- Explore alternatives
- Develop the Minimum Viable Product (MVP) that will provide critical data for the decision
- Consider the ramifications of this decision on existing customers
- Determine if this initiative is more valuable than others
While not every startup will choose SAFe, I am hopeful that this article has shared a fresh perspective on how startups that seek to scale in the future can use a method designed for the goal. My hope is that by starting with SAFe, you’ll find it easy to scale and success will more naturally find its way to you.
Appendix: How the FirstRoot BHAG motivates SAFe
One way to determine if your startup would benefit from SAFe is to clarify your goals. For example, if we were creating a bespoke solution for a single school, or if we were less concerned with compliance and security, SAFe might be overkill. As it turns out, our ambitions are much greater.
The term BHAG (Big Hairy Audacious Goal) was created by Jim Collins to define an inspiring goal that focuses a company for years of work. The FirstRoot BHAG is $1K – 1M – $1B: We want to put $1K into 1M schools globally and watch what happens when students can control $1B in capital to make their schools — and our world — a better place.
The FirstRoot BHAG immediately conveys significant requirements on our solution:
- FirstRoot has to be global because there are only 130,000 K-12 schools in the United States.
- FirstRoot needs to invest in significant software development and develop the infrastructure of a secure, standards-compliant, modern, global SaaS company.
- FirstRoot has to be inclusive because we want all students to participate. Practically, FirstRoot must embrace a whole host of Non-Functional Requirements (NFRs), ranging from accessibility and Internationalization (I18N) to significant logging.
- Because we’re dealing with children, FirstRoot must be fully compliant with applicable laws and regulations, ranging from FERPA and COPPA in the U.S. to GDPR in the EU. And we are certain new laws will emerge over time.
The solution FirstRoot is creating, the market we’re serving, and the scale in which we are operating motivated our adoption of SAFe:
- Our goals require the ability to scale: While scale, in and of itself, is not a worthwhile goal, FirstRoot’s objective of reaching more than one million schools globally will require an organization of considerable size. By starting with SAFe, we can immediately adopt a proven set of practices that enable us to rapidly and reliably scale FirstRoot.

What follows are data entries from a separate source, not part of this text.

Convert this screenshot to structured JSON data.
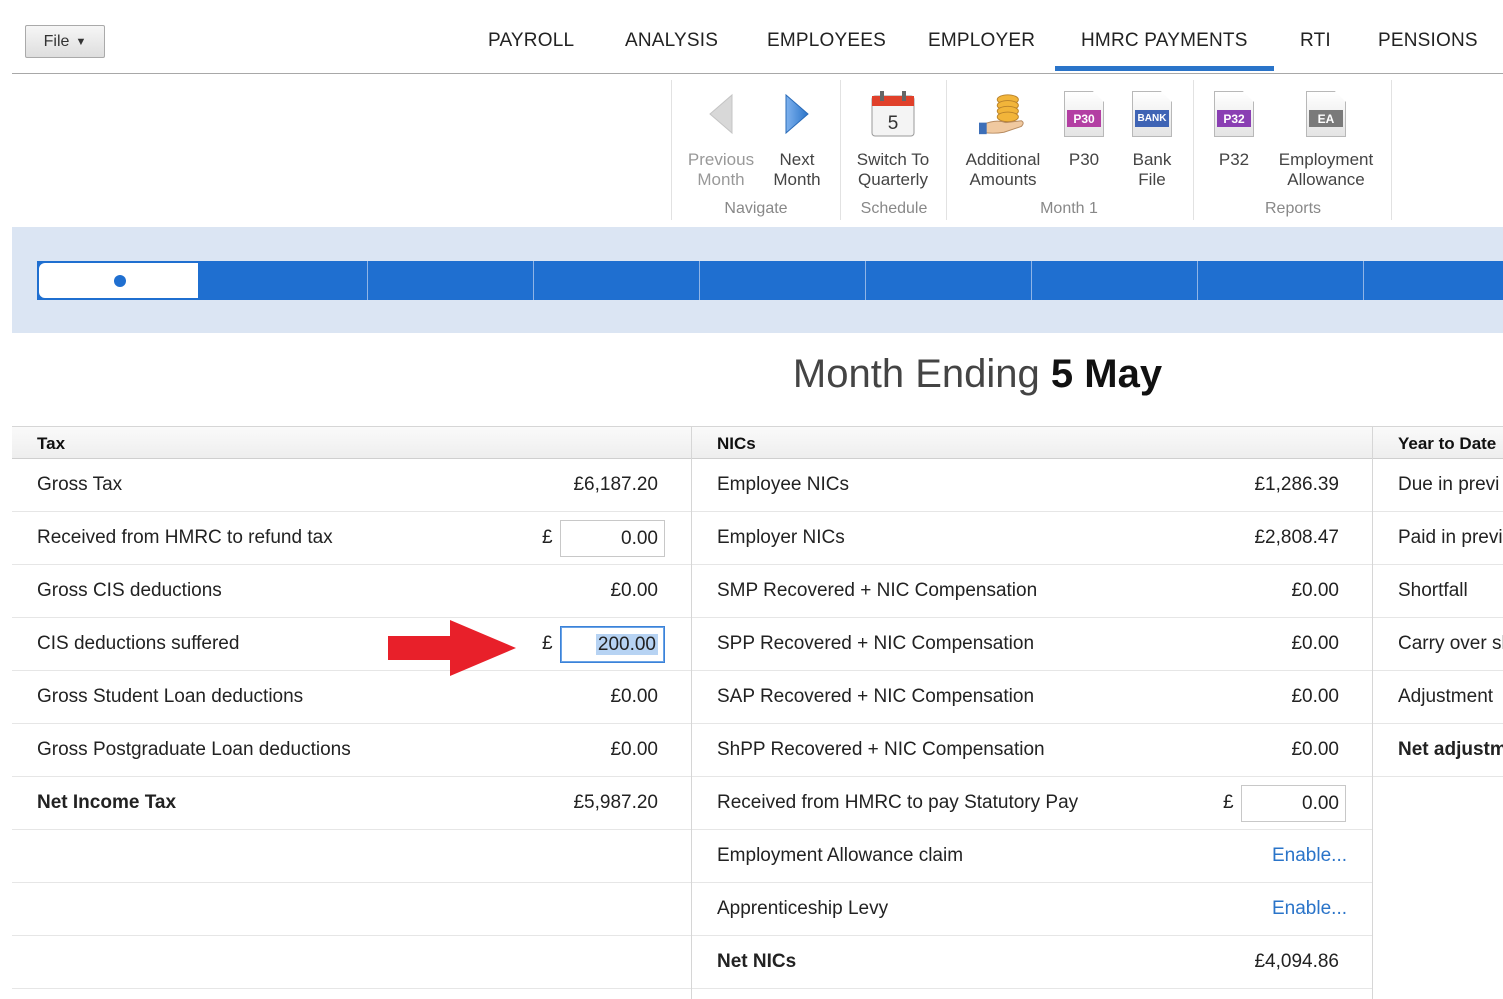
{
  "file_menu": {
    "label": "File"
  },
  "nav": {
    "tabs": [
      "PAYROLL",
      "ANALYSIS",
      "EMPLOYEES",
      "EMPLOYER",
      "HMRC PAYMENTS",
      "RTI",
      "PENSIONS"
    ],
    "active": "HMRC PAYMENTS"
  },
  "ribbon": {
    "previous_month": [
      "Previous",
      "Month"
    ],
    "next_month": [
      "Next",
      "Month"
    ],
    "switch_quarterly": [
      "Switch To",
      "Quarterly"
    ],
    "calendar_day": "5",
    "additional_amounts": [
      "Additional",
      "Amounts"
    ],
    "p30": "P30",
    "bank_file": [
      "Bank",
      "File"
    ],
    "p32": "P32",
    "employment_allowance": [
      "Employment",
      "Allowance"
    ],
    "icon_tags": {
      "p30": "P30",
      "bank": "BANK",
      "p32": "P32",
      "ea": "EA"
    },
    "groups": {
      "navigate": "Navigate",
      "schedule": "Schedule",
      "month": "Month 1",
      "reports": "Reports"
    }
  },
  "title": {
    "prefix": "Month Ending",
    "date": "5 May"
  },
  "tax": {
    "header": "Tax",
    "rows": [
      {
        "label": "Gross Tax",
        "value": "£6,187.20"
      },
      {
        "label": "Received from HMRC to refund tax",
        "currency": "£",
        "input": "0.00"
      },
      {
        "label": "Gross CIS deductions",
        "value": "£0.00"
      },
      {
        "label": "CIS deductions suffered",
        "currency": "£",
        "input": "200.00"
      },
      {
        "label": "Gross Student Loan deductions",
        "value": "£0.00"
      },
      {
        "label": "Gross Postgraduate Loan deductions",
        "value": "£0.00"
      },
      {
        "label": "Net Income Tax",
        "value": "£5,987.20"
      }
    ]
  },
  "nics": {
    "header": "NICs",
    "rows": [
      {
        "label": "Employee NICs",
        "value": "£1,286.39"
      },
      {
        "label": "Employer NICs",
        "value": "£2,808.47"
      },
      {
        "label": "SMP Recovered + NIC Compensation",
        "value": "£0.00"
      },
      {
        "label": "SPP Recovered + NIC Compensation",
        "value": "£0.00"
      },
      {
        "label": "SAP Recovered + NIC Compensation",
        "value": "£0.00"
      },
      {
        "label": "ShPP Recovered + NIC Compensation",
        "value": "£0.00"
      },
      {
        "label": "Received from HMRC to pay Statutory Pay",
        "currency": "£",
        "input": "0.00"
      },
      {
        "label": "Employment Allowance claim",
        "link": "Enable..."
      },
      {
        "label": "Apprenticeship Levy",
        "link": "Enable..."
      },
      {
        "label": "Net NICs",
        "value": "£4,094.86"
      }
    ]
  },
  "ytd": {
    "header": "Year to Date",
    "rows": [
      "Due in previ",
      "Paid in previ",
      "Shortfall",
      "Carry over sh",
      "Adjustment",
      "Net adjustm"
    ]
  },
  "colors": {
    "accent": "#2a74c9",
    "track": "#1f6fd0",
    "arrow": "#e8202a"
  }
}
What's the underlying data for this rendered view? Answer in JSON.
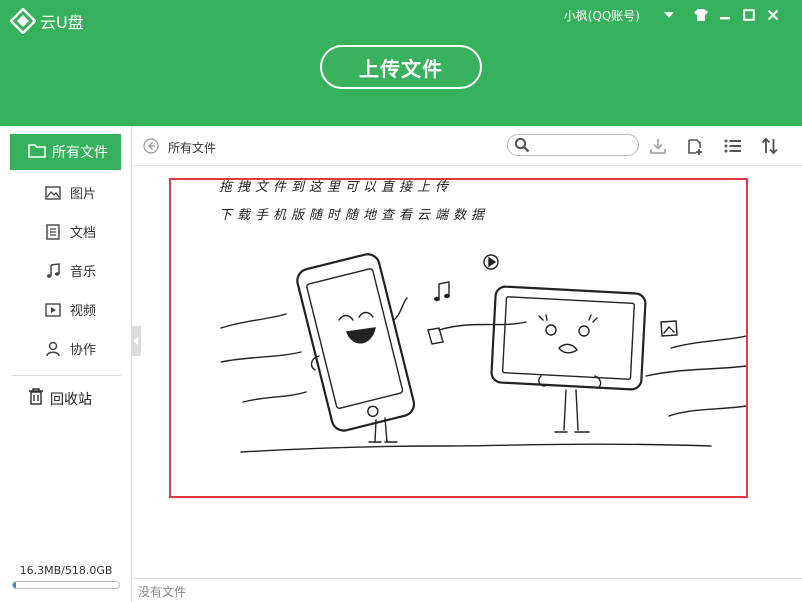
{
  "app": {
    "name": "云U盘",
    "user": "小枫(QQ账号)"
  },
  "header": {
    "upload_label": "上传文件"
  },
  "sidebar": {
    "active_label": "所有文件",
    "items": [
      {
        "label": "图片",
        "icon": "image-icon"
      },
      {
        "label": "文档",
        "icon": "document-icon"
      },
      {
        "label": "音乐",
        "icon": "music-icon"
      },
      {
        "label": "视频",
        "icon": "video-icon"
      },
      {
        "label": "协作",
        "icon": "person-icon"
      }
    ],
    "trash_label": "回收站",
    "storage_text": "16.3MB/518.0GB",
    "storage_used_fraction": 0.03
  },
  "toolbar": {
    "path": "所有文件",
    "search_placeholder": ""
  },
  "drop_area": {
    "hint_line1": "拖拽文件到这里可以直接上传",
    "hint_line2": "下载手机版随时随地查看云端数据"
  },
  "status": {
    "text": "没有文件"
  },
  "colors": {
    "brand_green": "#36b15b",
    "highlight_red": "#e5393f",
    "progress_blue": "#2a8fd8"
  }
}
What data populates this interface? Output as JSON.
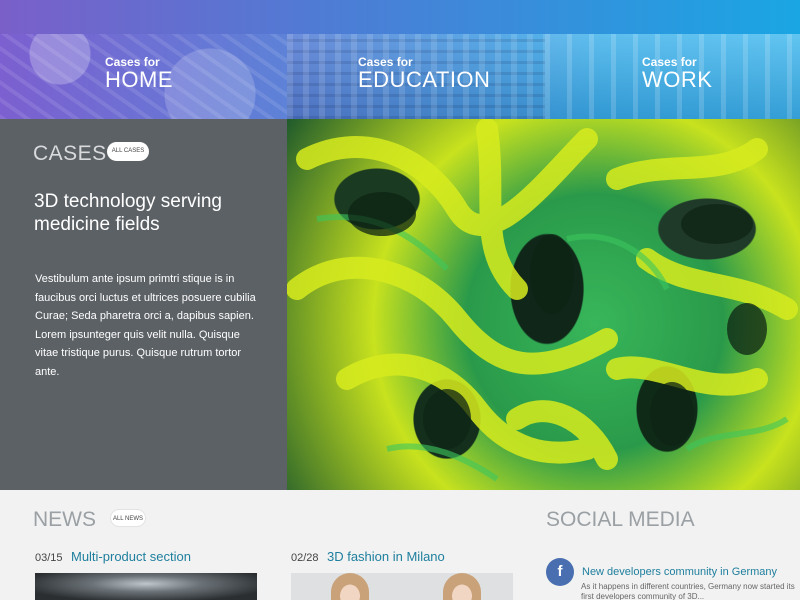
{
  "header": {
    "accent_gradient": [
      "#7a5fc9",
      "#1aa6e3"
    ]
  },
  "case_links": [
    {
      "small": "Cases for",
      "big": "HOME"
    },
    {
      "small": "Cases for",
      "big": "EDUCATION"
    },
    {
      "small": "Cases for",
      "big": "WORK"
    }
  ],
  "cases": {
    "heading": "CASES",
    "all_label": "ALL CASES",
    "featured_title": "3D technology serving medicine fields",
    "featured_body": "Vestibulum ante ipsum primtri stique is in faucibus orci luctus et ultrices posuere cubilia Curae; Seda pharetra orci a, dapibus sapien. Lorem ipsunteger quis velit nulla. Quisque vitae tristique purus. Quisque rutrum tortor ante.",
    "panel_color": "#5c6166"
  },
  "news": {
    "heading": "NEWS",
    "all_label": "ALL NEWS",
    "items": [
      {
        "date": "03/15",
        "title": "Multi-product section"
      },
      {
        "date": "02/28",
        "title": "3D fashion in Milano"
      }
    ]
  },
  "social": {
    "heading": "SOCIAL MEDIA",
    "items": [
      {
        "icon": "facebook-icon",
        "icon_glyph": "f",
        "title": "New developers community in Germany",
        "snippet": "As it happens in different countries, Germany now started its first  developers community of 3D..."
      }
    ]
  },
  "colors": {
    "link": "#1e7f9e",
    "facebook": "#4a6fb0"
  }
}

- SAFe has more of what we need than any other method: SAFe is a curated blend of many best practices, integrated into a cohesive set of choices. SAFe explicitly leverages wisdom and tools from many books focused on entrepreneurship: Beyond Entrepreneurship, Business Model Generation, Value Proposition Design, Lean UX, and Principles of Product Development Flow have all influenced SAFe.
- SAFe practices can be adjusted in a sensible manner: The consistency present in SAFe provides entrepreneurs with the ability to make practical adjustments that drive their organization forward. For example, a startup ART can be one to three teams in size!
- SAFe is broadly accessible: While small, FirstRoot is distributed, with team members in multiple locations in India, Mexico, and the United States. SAFe’s global infrastructure means that all members of the organization can benefit from a common set of training and skills development.
References 72 Frequently Asked Questions about PB: https://unhabitat.org/sites/default/files/download-manager-files/72%20Frequently%20Asked%20Questions%20about%20Participatory%20Budgeting%20%28English%29.pdf  Participatory Budgeting in Schools: https://youtu.be/vr–MR3L8Lk  W3C Accessibility Standards. https://www.w3.org/WAI/standards-guidelines/  Event Sources. Martin Fowler. https://martinfowler.com/eaaDev/EventSourcing.html  Event Sourcing and Command-Query Segregation Principle (CQRS). https://www.eventstore.com/blog/event-sourcing-and-cqrs  Hay, David. Enterprise Model Patterns: Describing the World. Technics Publications, LLC, 2011.  Fowler, Martin. Analysis Patterns: Reusable Object Models. Addison-Wesley Professional, 1996.  Brooks, Frederick P. The Mythical Man-Month. Addison-Wesley, 1975
Last update: May 26 2021